My entire body went cold as my gaze held hers, and in the next second, she was in my arms and nothing else mattered anymore. Not the meaningless and stupid fights over things that wouldn't even account for anything next week, or next year. Not the petty annoyances we'd both ridiculously been holding onto, and using against each other whenever one of our weekly arguments would inevitably turn into yet another one of our screaming matches. The kind that would end with me leaving in the middle of the night just to blow off some steam miles from the house. No... none of that mattered.
Three months along.
We weren't even trying.
We had talked about it in the past, a few times, but the honest truth was, we had our hands full enough already with Mason, Madison, and Clarissa. We settled on that, agreed on waiting and as more time went on, we became comfortable with the three blessings we had, yet somehow this miracle had shown up right in the middle of us trying to find our way back to each other. Back to just Jake and Bells. Back to what tied us together, more than the imprint, more than the kids, more than the life we shared. It was hard- some days more than others- but we stumbled our way back and things were just starting to turn back around for the better. There was a light at the end of the long tunnel, and like my father had constantly been reminding me as of late, "Marriage isn't always roses, son. Sometimes, it's working your way through the really hard stuff in life that defines you as a couple."

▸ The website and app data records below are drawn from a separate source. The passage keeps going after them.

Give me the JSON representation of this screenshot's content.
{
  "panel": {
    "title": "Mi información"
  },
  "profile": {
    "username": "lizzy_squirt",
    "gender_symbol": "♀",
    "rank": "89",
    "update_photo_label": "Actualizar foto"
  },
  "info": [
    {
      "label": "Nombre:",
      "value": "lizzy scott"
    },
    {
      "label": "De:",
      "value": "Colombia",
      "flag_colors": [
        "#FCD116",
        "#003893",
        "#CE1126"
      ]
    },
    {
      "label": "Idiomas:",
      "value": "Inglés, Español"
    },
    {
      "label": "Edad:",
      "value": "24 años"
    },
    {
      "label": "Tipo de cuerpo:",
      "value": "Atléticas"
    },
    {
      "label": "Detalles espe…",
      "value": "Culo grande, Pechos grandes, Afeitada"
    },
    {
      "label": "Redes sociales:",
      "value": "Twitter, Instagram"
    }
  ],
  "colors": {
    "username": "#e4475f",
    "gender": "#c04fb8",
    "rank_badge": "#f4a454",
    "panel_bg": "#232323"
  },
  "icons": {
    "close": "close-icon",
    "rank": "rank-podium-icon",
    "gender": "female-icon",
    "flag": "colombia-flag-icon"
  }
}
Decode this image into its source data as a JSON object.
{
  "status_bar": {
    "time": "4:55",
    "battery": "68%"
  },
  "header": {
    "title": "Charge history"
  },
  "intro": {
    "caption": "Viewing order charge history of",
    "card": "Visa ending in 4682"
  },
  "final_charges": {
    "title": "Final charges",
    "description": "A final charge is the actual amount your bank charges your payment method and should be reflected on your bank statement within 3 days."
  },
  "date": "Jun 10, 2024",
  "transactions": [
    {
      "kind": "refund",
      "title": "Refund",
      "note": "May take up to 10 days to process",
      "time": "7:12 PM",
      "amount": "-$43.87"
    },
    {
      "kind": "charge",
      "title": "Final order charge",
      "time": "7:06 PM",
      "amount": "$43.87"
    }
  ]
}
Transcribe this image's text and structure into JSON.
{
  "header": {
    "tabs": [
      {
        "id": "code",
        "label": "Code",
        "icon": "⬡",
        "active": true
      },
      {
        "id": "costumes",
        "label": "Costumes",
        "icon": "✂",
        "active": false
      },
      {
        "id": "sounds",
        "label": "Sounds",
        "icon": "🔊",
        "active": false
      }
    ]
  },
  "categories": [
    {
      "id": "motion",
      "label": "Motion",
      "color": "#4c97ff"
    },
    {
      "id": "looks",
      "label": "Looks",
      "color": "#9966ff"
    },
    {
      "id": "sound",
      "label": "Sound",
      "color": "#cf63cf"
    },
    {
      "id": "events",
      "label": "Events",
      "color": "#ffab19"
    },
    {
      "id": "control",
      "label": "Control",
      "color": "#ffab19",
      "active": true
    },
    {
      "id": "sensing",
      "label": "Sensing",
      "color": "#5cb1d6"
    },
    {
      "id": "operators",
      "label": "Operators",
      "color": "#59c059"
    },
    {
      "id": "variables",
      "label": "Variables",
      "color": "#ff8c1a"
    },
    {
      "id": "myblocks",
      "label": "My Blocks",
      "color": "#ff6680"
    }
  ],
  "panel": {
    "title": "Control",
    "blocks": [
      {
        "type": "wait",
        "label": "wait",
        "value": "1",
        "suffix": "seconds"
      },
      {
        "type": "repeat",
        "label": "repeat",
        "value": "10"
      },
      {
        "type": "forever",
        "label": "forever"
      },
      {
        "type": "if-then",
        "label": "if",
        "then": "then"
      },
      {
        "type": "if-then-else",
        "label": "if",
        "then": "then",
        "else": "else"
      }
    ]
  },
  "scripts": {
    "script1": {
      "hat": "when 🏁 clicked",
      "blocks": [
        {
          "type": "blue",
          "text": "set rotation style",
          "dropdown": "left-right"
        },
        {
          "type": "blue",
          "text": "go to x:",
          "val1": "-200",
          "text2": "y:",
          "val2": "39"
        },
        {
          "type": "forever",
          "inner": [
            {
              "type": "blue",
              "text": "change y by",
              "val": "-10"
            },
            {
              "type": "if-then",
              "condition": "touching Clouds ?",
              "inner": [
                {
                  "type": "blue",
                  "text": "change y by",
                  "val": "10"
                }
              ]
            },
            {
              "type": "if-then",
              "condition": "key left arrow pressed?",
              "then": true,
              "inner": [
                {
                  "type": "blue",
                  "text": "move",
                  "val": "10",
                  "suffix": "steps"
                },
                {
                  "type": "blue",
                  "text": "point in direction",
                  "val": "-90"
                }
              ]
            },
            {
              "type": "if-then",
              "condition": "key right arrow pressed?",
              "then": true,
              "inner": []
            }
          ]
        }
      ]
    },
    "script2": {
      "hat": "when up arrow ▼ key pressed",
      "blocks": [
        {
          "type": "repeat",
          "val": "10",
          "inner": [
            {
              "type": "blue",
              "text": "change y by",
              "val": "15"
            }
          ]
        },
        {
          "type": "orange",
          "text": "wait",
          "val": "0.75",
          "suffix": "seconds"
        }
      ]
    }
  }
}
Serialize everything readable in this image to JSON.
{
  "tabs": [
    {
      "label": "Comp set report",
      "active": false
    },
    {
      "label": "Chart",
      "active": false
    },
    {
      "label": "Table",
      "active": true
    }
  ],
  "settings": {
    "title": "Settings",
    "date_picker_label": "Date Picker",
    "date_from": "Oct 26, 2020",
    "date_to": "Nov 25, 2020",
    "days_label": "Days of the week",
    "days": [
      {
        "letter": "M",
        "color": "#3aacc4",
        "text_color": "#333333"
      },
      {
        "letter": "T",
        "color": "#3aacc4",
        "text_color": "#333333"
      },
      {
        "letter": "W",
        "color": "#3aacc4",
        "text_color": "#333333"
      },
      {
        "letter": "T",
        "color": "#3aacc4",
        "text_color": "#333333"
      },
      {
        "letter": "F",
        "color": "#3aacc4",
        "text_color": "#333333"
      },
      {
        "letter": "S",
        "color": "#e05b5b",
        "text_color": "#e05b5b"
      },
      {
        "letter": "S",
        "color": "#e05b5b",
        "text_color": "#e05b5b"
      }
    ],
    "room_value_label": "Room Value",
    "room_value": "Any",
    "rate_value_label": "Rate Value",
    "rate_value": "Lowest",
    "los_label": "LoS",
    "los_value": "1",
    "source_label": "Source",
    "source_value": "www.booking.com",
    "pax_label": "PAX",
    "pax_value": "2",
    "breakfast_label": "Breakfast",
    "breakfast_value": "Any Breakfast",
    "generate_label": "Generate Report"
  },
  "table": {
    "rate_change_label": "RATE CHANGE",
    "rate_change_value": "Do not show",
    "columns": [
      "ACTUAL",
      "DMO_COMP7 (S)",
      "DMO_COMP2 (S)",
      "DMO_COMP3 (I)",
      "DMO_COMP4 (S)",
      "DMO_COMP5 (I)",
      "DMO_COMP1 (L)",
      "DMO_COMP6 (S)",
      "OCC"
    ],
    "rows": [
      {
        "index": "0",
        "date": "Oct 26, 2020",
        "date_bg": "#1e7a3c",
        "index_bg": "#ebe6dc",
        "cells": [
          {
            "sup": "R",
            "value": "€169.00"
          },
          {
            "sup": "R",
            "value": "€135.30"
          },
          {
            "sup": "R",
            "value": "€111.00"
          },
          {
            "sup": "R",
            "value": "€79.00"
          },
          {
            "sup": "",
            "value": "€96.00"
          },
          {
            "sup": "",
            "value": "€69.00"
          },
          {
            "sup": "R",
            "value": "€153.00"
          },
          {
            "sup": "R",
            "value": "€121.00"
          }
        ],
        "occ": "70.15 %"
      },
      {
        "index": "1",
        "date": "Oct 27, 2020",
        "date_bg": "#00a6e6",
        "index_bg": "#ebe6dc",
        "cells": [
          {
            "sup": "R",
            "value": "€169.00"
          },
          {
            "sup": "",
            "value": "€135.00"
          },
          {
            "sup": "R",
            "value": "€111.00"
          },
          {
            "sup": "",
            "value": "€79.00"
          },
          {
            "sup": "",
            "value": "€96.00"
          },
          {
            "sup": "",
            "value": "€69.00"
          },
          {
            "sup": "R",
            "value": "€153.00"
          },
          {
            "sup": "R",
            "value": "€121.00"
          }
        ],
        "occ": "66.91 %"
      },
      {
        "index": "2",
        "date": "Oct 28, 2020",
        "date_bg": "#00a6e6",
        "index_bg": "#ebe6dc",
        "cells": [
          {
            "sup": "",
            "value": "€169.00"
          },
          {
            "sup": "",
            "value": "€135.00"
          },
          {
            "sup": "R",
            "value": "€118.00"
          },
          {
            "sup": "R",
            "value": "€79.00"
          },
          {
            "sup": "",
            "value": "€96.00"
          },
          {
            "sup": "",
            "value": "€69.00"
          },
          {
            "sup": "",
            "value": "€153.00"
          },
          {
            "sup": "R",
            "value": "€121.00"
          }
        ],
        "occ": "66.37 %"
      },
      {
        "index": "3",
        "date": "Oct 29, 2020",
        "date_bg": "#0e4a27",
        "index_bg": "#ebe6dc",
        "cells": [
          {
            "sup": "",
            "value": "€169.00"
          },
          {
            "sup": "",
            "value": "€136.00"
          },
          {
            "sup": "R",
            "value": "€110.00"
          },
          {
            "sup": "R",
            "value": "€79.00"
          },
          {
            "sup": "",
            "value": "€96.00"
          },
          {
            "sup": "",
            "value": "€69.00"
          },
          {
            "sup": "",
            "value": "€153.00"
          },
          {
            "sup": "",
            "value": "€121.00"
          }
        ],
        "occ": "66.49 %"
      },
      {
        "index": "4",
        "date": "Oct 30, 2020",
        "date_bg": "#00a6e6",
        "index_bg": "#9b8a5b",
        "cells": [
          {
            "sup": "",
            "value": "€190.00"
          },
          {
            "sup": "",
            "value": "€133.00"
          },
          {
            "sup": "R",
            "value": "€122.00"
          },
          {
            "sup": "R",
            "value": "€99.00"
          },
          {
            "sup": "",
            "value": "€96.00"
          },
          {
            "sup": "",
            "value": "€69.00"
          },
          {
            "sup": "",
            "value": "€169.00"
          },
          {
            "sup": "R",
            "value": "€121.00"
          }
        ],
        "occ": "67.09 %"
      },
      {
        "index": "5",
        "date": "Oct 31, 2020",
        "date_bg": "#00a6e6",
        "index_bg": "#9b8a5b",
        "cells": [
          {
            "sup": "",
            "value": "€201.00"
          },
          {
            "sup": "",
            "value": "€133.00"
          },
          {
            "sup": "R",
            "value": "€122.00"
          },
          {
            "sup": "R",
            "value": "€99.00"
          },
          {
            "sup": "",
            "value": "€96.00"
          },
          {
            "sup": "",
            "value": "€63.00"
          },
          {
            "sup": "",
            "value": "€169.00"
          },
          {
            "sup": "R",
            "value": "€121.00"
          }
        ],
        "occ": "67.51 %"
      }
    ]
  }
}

I had taken this advice at face value, and I'd given it my all to rekindle what we'd let get snuffed out by the worlds demands- something I should have recognized a year ago before it got as bad as it did. I realized that regret would get me nowhere and that the time to start over was now, because the woman I'd married and shared vows with six years ago, was still the woman who had my heart and I still loved her more than anything in this world. It was well worth the work. All of it.
That miracle was slipping right through our fingertips and I was powerless to stop it. I felt the numbing ache in my chest, as I called Emily over to watch the kids for us while I drove Bella to the hospital.
We hadn't told anyone else. For fear of something like this.
I waited in the hospital room with her, half listening to the doctor tell us both what we already knew.
"I'm very sorry but it does appear you're miscarrying. It's too early on in your pregnancy for us to intervene. There's no heartbeat."
The words echoed out around us both, as I stared at the stilled image on the screen in front of us.
No movement. Nothing. As if the miracle itself had never been at all.
My stomach churned violently and I struggled to drag air into my burning lungs, as the tears I faught blurred my vision.
That was almost six months ago now.
I rubbed my tired eyes and headed slowly for the house while I tried to push down the memory of that night. I ignored the lump in my throat as I opened the door and met her there.
"You're still up? I thought you'd be asleep?"
Bella shook her head and silently held out a full dinner plate to me.
"I didn't want you to eat alone." She soon whispered.
I stared at her, seeing the longing in her doe eyes and took the rounded plate from her.
"I can get you something to drink if you want?" She questioned, as she started to turn for the fridge in our small kitchen.
I set the plate down and reached for her, the small gesture causing her to still where she stood and look down at our conjoined hands.
The smallest of touches from me she'd shy away from most nights, but not tonight.
She turned to face me and laced her trembling fingertips through mine with a quavering breath, as I opened my mouth and spoke the words my heart couldn't say.
"I miss you, Bells."
A/N: Thanks for reading and please review! New chapter soon!